### Exercise instructions
Find the word "true" in the listing; pull out each line holding it.

### Given data

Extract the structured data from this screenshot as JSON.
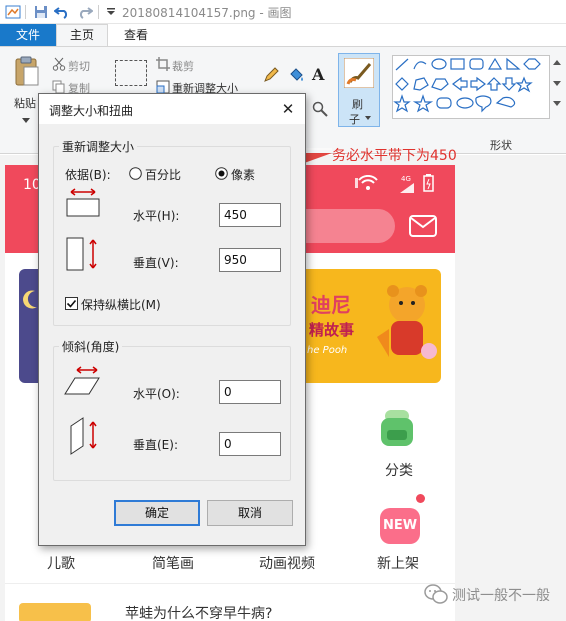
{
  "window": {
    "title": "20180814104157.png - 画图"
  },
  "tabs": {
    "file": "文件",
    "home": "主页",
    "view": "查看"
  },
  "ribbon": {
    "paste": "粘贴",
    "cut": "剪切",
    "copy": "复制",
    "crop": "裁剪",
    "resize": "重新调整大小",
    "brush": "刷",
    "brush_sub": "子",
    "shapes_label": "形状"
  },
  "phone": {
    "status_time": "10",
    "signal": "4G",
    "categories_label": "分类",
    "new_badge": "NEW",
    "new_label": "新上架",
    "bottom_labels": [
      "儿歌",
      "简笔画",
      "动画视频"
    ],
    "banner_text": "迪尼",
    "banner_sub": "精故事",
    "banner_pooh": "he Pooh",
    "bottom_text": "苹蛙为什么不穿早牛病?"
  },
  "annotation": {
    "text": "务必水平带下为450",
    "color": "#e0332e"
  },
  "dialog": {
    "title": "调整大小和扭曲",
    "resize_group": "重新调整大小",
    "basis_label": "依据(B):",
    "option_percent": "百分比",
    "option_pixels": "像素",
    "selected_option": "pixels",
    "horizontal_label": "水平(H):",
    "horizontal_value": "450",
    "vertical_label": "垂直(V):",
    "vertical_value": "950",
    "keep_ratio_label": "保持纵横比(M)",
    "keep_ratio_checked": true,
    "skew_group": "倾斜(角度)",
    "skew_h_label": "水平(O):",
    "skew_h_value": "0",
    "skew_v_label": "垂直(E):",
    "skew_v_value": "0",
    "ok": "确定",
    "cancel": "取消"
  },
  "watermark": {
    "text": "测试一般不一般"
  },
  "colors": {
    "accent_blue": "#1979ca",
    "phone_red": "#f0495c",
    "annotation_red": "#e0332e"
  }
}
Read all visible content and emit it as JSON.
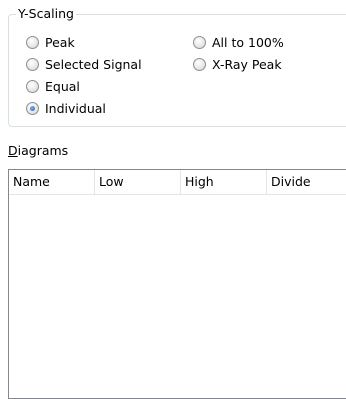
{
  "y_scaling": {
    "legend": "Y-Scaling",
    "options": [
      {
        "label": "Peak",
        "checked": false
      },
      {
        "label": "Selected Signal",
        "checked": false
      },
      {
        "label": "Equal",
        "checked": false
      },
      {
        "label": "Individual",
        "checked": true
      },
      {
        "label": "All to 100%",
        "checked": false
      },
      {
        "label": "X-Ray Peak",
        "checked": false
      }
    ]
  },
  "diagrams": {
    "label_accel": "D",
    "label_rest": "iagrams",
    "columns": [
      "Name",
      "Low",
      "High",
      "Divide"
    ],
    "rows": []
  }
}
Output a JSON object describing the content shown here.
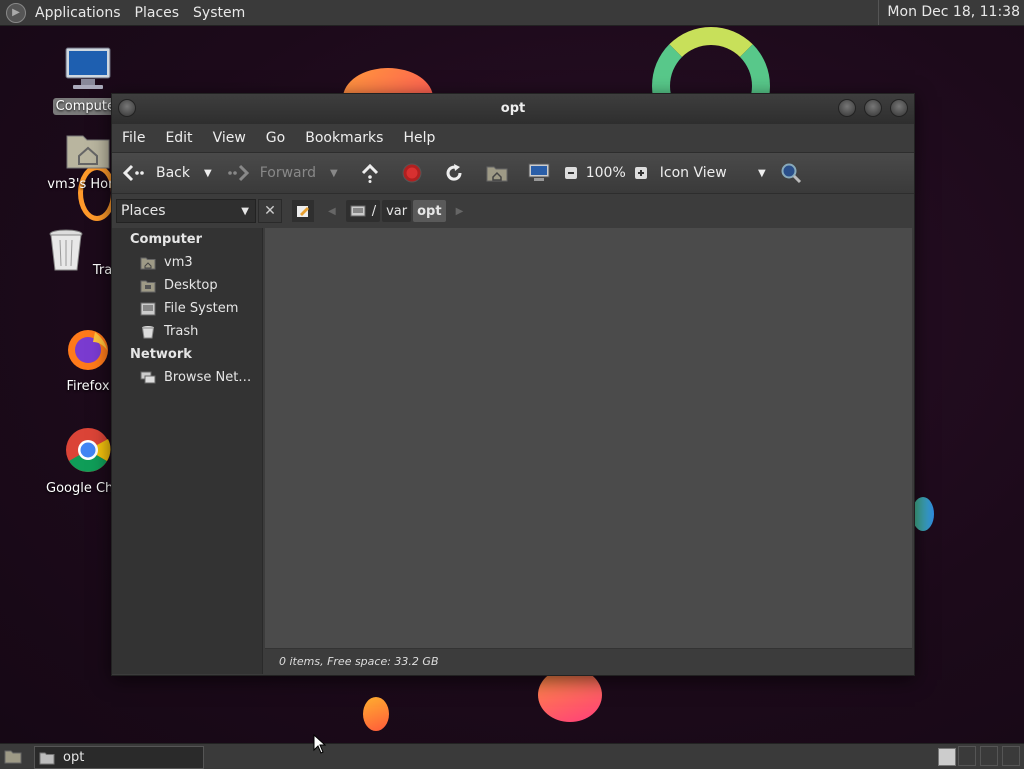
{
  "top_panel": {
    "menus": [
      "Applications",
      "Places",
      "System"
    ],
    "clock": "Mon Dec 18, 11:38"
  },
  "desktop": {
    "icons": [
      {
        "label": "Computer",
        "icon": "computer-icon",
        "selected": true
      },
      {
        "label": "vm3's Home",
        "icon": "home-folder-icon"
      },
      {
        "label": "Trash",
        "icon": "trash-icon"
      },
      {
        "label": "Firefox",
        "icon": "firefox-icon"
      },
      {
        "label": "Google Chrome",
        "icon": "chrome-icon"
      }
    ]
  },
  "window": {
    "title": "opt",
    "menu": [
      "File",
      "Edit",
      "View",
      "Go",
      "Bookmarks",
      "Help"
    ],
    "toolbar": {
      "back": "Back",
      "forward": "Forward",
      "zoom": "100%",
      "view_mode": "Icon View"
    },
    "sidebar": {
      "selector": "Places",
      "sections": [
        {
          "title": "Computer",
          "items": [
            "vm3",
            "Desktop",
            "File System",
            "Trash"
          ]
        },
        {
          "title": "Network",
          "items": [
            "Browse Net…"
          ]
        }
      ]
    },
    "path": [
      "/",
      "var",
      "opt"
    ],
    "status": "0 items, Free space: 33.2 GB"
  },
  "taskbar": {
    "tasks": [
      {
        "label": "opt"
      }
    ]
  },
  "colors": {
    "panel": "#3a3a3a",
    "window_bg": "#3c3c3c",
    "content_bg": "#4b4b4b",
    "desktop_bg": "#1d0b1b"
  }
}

### Written answer
    "keep_ratio_checked": true,
        "checked": true
        "selected": true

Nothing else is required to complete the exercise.